Silas Marder Gallery is pleased to announce a solo exhibition of sculpture by British-born, California-based artist Anya Gallaccio, opening June 27, and on view through July 26, 2015. A reception for the artist will be held on Saturday, June 27, from 4-8pm.
Over the past twenty years, Anya Gallaccio has carved out a rich and varied practice that ranges from ephemeral site-specific installations to “natural readymades.” Throughout, the artist has been exploring the relationship between humans and the environment, often working with organic materials like fruit, flowers, chocolate, and dirt to capture processes of transformation, both natural and industrial.
Whether she is nurturing seeds sown in the fallow spaces where sculptures once sat (keep off the grass, 1997), or coating a square of the gallery floor with layers of beet sugar (now the day is over, 2007), Gallaccio is deeply invested in materiality. Often, the material becomes a means of investigating the narratives of place, each locally sourced element inviting connections to global networks of history, economy, and politics.
The exhibition will include four 500lb open cubes constructed out of varying arrangements of limestone and sandstone, as well as If recollecting were forgetting (2006-2013), a hand knotted gold lame fishing net. Placed within the gallery, as well as in the adjacent gardens, the stone forms frame the landscape and each other, expanding and contracting in concert with their surroundings.
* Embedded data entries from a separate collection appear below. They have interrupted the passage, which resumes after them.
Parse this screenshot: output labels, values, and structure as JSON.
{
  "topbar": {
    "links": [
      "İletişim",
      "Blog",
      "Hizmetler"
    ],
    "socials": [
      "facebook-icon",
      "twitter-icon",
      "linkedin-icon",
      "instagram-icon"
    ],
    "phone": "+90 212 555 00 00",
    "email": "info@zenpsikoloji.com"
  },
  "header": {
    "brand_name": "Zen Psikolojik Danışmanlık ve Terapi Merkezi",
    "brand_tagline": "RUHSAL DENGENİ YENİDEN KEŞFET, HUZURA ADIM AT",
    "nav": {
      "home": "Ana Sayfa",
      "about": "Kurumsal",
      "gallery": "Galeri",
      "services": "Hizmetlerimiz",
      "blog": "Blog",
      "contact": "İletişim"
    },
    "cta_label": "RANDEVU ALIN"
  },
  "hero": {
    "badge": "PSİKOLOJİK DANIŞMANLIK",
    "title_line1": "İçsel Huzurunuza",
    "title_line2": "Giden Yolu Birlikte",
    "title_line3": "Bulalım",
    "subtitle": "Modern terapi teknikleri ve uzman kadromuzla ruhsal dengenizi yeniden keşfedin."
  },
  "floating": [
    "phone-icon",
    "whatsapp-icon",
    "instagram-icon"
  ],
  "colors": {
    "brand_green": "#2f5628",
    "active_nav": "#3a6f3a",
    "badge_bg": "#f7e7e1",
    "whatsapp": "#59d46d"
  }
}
While the seemingly perfect geometry of these forms implies the mechanized hand of industry, each ancient slice of rough-hewn stone, unique in color and pattern, contains a reverent geological history all its own.
Born in Paisley, Scotland in 1963, Gallaccio attended Goldsmiths College at the University of London, where she and her peers became known as Young British Artists. She has exhibited extensively with major solo exhibitions at the Tate Modern, London (2003); Sculpture Center, New York (2006); Camden Art Centre, London (2008); and Eastshire Museum, Scotland (2010). In 2003, Gallaccio was shortlisted for the prestigious Turner Prize. She has held residencies at the Montalvo Arts Center, Saratoga, CA; the Headlands Center for the Arts, Sausalito, CA; and Foundation for Contemporary Art, San Antonio, TX. Her work can be found in the public collections of the Art Council, London; The British Council Collection, London; Museum of Contemporary Art, Sydney; Seattle Art Museum; Tate Britain, London; and the Victoria and Albert Museum, London. She is currently a professor in the Department of Visual Arts at the University of California, San Diego.